Health officials are monitoring safety while COVID-19 vaccines are rolled out

As COVID-19 vaccinations become available to more and more people, health authorities are keeping a close watch for unexpected side effects.

On Tuesday, a health worker in Alaska developed a severe allergic reaction after receiving the Pfizer COVID-19 vaccine. She is under observation in the hospital for another night, while another employee, who was vaccinated on Wednesday, has recovered. Doctors already knew to be wary after Britain reported two similar cases last week.

In the US, vaccine recipients are believed to hang around after the injection in case signs of an allergy appear and they need immediate treatment – exactly what happened when the health worker in Juneau turned red and became short of breath 10 minutes after the injection. The second worker experienced puffiness in the eyes, light-headedness and a scratchy throat.

Allergies are always a question of a new medical product, but checking COVID-19 vaccines for other, unexpected side effects is more challenging than usual. It’s not just because so many people will need to be vaccinated in the coming year. Never before have so many vaccines made in different ways been converged at the same time – and it’s possible that one shot option has different side effects than another.

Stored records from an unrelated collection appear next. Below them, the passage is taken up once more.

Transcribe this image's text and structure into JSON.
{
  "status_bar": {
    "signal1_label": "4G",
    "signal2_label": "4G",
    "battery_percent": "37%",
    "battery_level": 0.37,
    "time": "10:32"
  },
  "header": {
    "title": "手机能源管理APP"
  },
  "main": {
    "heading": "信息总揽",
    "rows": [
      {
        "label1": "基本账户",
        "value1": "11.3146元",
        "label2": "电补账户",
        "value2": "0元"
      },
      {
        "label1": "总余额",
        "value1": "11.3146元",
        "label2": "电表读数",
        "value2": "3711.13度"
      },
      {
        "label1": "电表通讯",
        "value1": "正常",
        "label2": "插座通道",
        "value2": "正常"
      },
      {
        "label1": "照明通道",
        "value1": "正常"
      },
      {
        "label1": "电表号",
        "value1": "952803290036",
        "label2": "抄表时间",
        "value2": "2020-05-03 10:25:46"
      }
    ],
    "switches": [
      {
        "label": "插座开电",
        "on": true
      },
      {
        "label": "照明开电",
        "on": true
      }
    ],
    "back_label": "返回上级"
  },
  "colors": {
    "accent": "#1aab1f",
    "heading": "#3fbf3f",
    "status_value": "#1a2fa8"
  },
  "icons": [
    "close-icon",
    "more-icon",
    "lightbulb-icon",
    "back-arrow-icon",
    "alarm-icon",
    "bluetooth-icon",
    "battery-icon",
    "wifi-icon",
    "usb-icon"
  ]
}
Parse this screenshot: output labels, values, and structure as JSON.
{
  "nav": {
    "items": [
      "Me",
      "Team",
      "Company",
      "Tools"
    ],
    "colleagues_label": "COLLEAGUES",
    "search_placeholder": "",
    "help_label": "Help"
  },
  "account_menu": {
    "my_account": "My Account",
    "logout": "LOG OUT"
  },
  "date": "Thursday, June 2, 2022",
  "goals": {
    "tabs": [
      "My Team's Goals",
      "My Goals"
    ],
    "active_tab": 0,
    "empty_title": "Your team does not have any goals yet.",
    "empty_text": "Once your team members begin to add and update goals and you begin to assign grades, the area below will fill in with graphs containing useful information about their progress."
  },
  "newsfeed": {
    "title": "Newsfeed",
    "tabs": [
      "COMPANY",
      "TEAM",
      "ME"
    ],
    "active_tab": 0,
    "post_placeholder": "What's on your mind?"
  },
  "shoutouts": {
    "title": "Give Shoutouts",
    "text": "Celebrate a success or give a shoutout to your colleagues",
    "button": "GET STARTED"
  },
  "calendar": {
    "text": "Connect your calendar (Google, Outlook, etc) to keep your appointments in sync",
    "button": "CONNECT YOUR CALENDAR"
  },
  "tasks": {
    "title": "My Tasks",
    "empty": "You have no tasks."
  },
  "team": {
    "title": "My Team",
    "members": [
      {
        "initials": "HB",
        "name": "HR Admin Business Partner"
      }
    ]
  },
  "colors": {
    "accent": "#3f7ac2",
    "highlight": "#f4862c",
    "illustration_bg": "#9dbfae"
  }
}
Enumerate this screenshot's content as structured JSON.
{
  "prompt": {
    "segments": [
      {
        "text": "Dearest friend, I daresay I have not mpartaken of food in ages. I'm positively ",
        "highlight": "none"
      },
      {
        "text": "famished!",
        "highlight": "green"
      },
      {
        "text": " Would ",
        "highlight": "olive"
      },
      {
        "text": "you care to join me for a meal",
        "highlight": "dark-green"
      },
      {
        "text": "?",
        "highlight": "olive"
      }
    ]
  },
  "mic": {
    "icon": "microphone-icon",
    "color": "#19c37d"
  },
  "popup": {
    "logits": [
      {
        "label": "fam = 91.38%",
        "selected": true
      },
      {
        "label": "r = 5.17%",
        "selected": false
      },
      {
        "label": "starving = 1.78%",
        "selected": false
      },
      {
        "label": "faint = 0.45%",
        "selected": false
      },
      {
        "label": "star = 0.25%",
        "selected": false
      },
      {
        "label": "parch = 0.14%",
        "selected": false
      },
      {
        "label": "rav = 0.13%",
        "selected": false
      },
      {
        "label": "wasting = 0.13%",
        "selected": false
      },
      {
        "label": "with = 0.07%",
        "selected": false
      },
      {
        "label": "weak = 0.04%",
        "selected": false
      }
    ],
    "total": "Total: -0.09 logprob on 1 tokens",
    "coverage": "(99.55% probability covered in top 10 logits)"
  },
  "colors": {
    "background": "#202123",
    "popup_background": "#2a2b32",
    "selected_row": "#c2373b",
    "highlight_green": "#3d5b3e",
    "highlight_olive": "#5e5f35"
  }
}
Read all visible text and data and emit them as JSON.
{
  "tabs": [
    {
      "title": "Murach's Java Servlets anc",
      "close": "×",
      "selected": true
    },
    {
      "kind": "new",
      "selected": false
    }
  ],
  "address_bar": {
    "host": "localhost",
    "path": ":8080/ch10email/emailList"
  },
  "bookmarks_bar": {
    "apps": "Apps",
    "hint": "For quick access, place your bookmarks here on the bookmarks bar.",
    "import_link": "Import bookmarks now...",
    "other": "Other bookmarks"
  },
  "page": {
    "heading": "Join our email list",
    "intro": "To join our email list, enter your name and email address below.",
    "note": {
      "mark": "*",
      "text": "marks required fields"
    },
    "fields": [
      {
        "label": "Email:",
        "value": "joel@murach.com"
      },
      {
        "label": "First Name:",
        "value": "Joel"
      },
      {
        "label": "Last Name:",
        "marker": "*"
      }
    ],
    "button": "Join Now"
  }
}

The first vaccine to be widely used in the US and many Western countries, made by Pfizer Inc. and Germany’s BioNTech, and a second option coming soon from competitor Moderna Inc. is expected, both are created in the same way. The Food and Drug Administration says massive studies of each haven’t uncovered major safety concerns.

But allergy concerns “reiterate the importance of real-time safety monitoring,” said Dr. Jesse Goodman of Georgetown University, a former FDA vaccine leader.

And the authorities have multiple ways to keep track of how people are doing, as these COVID-19 vaccines, and hopefully more in the coming months, hit more arms.


Getting the Pfizer-BioNTech Injection or the Moderna version can cause temporary discomfort, as can many vaccines.

In addition to a sore arm, people may experience fever and flu-like symptoms – fatigue, aches, chills, headaches. They last about a day, sometimes bad enough that recipients miss work, and are more common after the second dose and in younger people.

These reactions are a sign that the immune system is on the rise. COVID-19 vaccines tend to cause more of those reactions than a flu shot, about what people experience with shingles vaccinations. But some resemble early symptoms of the coronavirus, one reason hospitals are shaky when their employees are vaccinated.


The FDA found no serious side effects among the tens of thousands who took part in studies of the two vaccines.

Yet problems so rare that they do not appear in even very large studies sometimes occur when a vaccine is more widely used and without the strict rules of a clinical trial.

The first allergy notifications from England involved people with a history of severe allergies, and the UK authorities warned people with severe previous experience to delay vaccination as they determine which ingredient could be a problem.

US health authorities give more nuanced advice. People are always asked about allergies before any vaccinations are given, and instructions for the Pfizer-BioNTech injection say avoid it if you are severely allergic to any of the ingredients or have had a severe reaction to a previous dose. Health professionals can peruse the ingredient list.

The Centers for Disease Control and Prevention advises people to stay for 15 minutes after vaccination and those with a history of other allergies for 30 minutes so they can be treated immediately if they have a reaction.

The Alaska health worker, who doctors say had no history of allergies, followed that advice and was promptly cared for a particularly serious reaction called anaphylaxis. She recovered after a night of observation in the hospital, but was not given a second dose of vaccine.

Doctors in Alaska have warned US authorities, who will continue the required monitoring to tell how common these types of reactions really are. This will be especially important as there is enough vaccine coming in for injections to be administered outside of health care facilities that have a lot of experience in dealing with these types of reactions.

Balancing potential risks with the benefits of the vaccine in the pandemic is an ongoing process, warned Dr. Jay Butler of the CDC Wednesday.


The challenge is determining whether the vaccine caused a health problem or whether it was a coincidence. Don’t be too quick to conclude that there is a connection, health authorities stress.

The way to tell: comparing all reports of possible side effects with data showing how often the same condition occurs routinely in the population.

The government has several ways to do that. Physicians are required to report any problems patients have. But the FDA is investigating huge databases of insurance claims for early warning signs that health problems are more common in newly vaccinated people than everyone else.

On the list to check is Bell’s palsy, a temporary facial paralysis that occurred in a handful of people in both vaccine studies. The FDA said it’s likely a coincidence, but will definitely follow.

Vaccine recipients can help with additional safety monitoring. The program, called “v-safe”, automatically sends a daily text asking how people are feeling the first week after each vaccine dose, and then a weekly text for the next five weeks. Any responses that indicate a concern ask for a phone call for more information.


The Associated Press Department of Health and Science is supported by the Howard Hughes Medical Institute’s Science Education Department. The AP is solely responsible for all content.